LAST week we shared with readers a photograph — which we believed showed a canal bridge being rebuilt somewhere in Tipton.
This assumption has proved to be correct. We have received a full response, with more recent pictures.
In the meantime we have been provided with another intriguing photograph (above) by a reader — Charlie Smith, of Tipton — and this again shows a bridge with strong Black Country connections, though this time it is a railway bridge of steel construction.
Charlie cannot tell us a great deal about it, or name any of the workers shown.
He can confirm though that it was a bridge made by the Patent Shaft company of Wednesbury. The photograph is dated to 1946, just after the Second World War, and shows the reconstruction of a GWR bridge, location unknown. It is a fair bet though that the workers were of Black Country stock.
Patent Shaft operated from three sites in Wednesbury — the Brunswick Works, Monway Works, and Old Park Works. Brunswick was the site of the wheel works and Monway manufactured boilers and structural steel. In the early 1900s the Old Park site made pressed steel underframes and during the First World War also made tanks.
The company had also been famous for its steel-frame bridges, including Blackfriars Bridge, opened in 1869, Stourport Bridge, built in 1870, and the world's first allsteel (as opposed to iron) bridge over the Ganges at Benares in 1885.

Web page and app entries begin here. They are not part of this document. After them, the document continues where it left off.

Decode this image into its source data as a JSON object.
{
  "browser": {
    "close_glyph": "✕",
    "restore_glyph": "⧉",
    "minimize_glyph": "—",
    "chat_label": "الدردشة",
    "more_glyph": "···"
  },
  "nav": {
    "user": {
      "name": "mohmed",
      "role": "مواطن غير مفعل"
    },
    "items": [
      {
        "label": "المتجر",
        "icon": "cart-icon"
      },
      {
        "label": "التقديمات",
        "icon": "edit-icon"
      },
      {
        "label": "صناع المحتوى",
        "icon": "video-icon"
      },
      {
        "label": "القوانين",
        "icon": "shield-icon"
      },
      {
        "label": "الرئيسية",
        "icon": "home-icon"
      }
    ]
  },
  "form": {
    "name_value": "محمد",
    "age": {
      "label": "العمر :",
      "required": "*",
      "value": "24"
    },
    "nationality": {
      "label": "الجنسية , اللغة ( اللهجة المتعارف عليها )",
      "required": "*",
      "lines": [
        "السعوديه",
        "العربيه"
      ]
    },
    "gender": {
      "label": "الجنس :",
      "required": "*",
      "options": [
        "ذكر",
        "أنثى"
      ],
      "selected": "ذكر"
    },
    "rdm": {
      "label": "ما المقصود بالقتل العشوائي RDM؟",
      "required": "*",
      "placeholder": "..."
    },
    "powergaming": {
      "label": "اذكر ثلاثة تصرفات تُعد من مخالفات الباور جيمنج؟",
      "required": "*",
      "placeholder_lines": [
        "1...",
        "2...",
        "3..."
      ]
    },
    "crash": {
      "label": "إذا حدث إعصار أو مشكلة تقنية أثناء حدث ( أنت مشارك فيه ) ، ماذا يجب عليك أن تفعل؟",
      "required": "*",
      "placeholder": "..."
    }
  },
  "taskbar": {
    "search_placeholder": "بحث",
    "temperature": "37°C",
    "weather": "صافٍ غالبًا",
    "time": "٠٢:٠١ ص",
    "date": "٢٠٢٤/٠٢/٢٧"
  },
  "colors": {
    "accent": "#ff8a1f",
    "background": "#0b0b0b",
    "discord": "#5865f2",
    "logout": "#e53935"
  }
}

The above bridge was one of the firm’s later constructions, as bridge building had largely ceased by the outbreak of the Second World War.